Task item —
Copy each record exactly, word for word.

(Items from a data source)
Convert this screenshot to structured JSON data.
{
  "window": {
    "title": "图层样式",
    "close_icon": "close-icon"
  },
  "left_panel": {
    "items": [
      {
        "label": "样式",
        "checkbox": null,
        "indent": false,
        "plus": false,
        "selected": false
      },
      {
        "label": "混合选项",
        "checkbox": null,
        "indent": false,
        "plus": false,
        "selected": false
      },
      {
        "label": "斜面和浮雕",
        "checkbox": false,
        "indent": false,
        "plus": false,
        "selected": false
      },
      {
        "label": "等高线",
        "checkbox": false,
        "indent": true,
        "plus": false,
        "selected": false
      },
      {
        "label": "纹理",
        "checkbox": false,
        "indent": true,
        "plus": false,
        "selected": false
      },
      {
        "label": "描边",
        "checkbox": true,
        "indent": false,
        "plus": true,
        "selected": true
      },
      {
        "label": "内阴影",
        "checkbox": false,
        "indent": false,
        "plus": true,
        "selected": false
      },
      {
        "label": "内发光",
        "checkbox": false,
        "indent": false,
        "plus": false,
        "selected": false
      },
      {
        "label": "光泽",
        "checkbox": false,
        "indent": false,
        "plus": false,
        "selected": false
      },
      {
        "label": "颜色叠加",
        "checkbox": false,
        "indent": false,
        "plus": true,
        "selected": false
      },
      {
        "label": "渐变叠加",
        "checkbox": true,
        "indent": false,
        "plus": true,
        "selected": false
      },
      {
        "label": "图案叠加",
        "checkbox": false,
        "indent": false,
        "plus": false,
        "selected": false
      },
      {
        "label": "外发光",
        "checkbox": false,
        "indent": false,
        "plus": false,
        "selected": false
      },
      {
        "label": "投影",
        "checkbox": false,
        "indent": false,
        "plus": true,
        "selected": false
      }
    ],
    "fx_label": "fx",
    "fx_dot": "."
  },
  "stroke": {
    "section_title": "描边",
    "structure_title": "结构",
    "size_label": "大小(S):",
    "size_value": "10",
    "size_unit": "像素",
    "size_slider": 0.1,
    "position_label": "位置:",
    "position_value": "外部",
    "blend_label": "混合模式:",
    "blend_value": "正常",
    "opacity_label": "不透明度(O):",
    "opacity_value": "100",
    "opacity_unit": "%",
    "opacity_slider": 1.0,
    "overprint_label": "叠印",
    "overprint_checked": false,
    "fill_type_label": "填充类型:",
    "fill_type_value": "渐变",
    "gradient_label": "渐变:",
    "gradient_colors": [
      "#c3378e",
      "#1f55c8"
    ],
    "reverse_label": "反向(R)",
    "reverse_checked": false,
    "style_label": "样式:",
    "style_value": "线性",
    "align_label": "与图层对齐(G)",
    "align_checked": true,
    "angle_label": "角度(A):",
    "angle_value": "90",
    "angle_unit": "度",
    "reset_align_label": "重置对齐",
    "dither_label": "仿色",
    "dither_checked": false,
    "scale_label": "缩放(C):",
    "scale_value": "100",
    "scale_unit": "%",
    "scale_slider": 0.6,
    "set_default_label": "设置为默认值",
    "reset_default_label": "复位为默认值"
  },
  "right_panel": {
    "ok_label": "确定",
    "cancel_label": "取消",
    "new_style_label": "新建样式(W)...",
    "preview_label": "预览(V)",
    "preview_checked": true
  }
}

Answer box —
Convert this screenshot to structured JSON data.
{
  "window": {
    "title": "图层样式",
    "close_icon": "close-icon"
  },
  "left_panel": {
    "items": [
      {
        "label": "样式",
        "checkbox": null,
        "indent": false,
        "plus": false,
        "selected": false
      },
      {
        "label": "混合选项",
        "checkbox": null,
        "indent": false,
        "plus": false,
        "selected": false
      },
      {
        "label": "斜面和浮雕",
        "checkbox": false,
        "indent": false,
        "plus": false,
        "selected": false
      },
      {
        "label": "等高线",
        "checkbox": false,
        "indent": true,
        "plus": false,
        "selected": false
      },
      {
        "label": "纹理",
        "checkbox": false,
        "indent": true,
        "plus": false,
        "selected": false
      },
      {
        "label": "描边",
        "checkbox": true,
        "indent": false,
        "plus": true,
        "selected": true
      },
      {
        "label": "内阴影",
        "checkbox": false,
        "indent": false,
        "plus": true,
        "selected": false
      },
      {
        "label": "内发光",
        "checkbox": false,
        "indent": false,
        "plus": false,
        "selected": false
      },
      {
        "label": "光泽",
        "checkbox": false,
        "indent": false,
        "plus": false,
        "selected": false
      },
      {
        "label": "颜色叠加",
        "checkbox": false,
        "indent": false,
        "plus": true,
        "selected": false
      },
      {
        "label": "渐变叠加",
        "checkbox": true,
        "indent": false,
        "plus": true,
        "selected": false
      },
      {
        "label": "图案叠加",
        "checkbox": false,
        "indent": false,
        "plus": false,
        "selected": false
      },
      {
        "label": "外发光",
        "checkbox": false,
        "indent": false,
        "plus": false,
        "selected": false
      },
      {
        "label": "投影",
        "checkbox": false,
        "indent": false,
        "plus": true,
        "selected": false
      }
    ],
    "fx_label": "fx",
    "fx_dot": "."
  },
  "stroke": {
    "section_title": "描边",
    "structure_title": "结构",
    "size_label": "大小(S):",
    "size_value": "10",
    "size_unit": "像素",
    "size_slider": 0.1,
    "position_label": "位置:",
    "position_value": "外部",
    "blend_label": "混合模式:",
    "blend_value": "正常",
    "opacity_label": "不透明度(O):",
    "opacity_value": "100",
    "opacity_unit": "%",
    "opacity_slider": 1.0,
    "overprint_label": "叠印",
    "overprint_checked": false,
    "fill_type_label": "填充类型:",
    "fill_type_value": "渐变",
    "gradient_label": "渐变:",
    "gradient_colors": [
      "#c3378e",
      "#1f55c8"
    ],
    "reverse_label": "反向(R)",
    "reverse_checked": false,
    "style_label": "样式:",
    "style_value": "线性",
    "align_label": "与图层对齐(G)",
    "align_checked": true,
    "angle_label": "角度(A):",
    "angle_value": "90",
    "angle_unit": "度",
    "reset_align_label": "重置对齐",
    "dither_label": "仿色",
    "dither_checked": false,
    "scale_label": "缩放(C):",
    "scale_value": "100",
    "scale_unit": "%",
    "scale_slider": 0.6,
    "set_default_label": "设置为默认值",
    "reset_default_label": "复位为默认值"
  },
  "right_panel": {
    "ok_label": "确定",
    "cancel_label": "取消",
    "new_style_label": "新建样式(W)...",
    "preview_label": "预览(V)",
    "preview_checked": true
  }
}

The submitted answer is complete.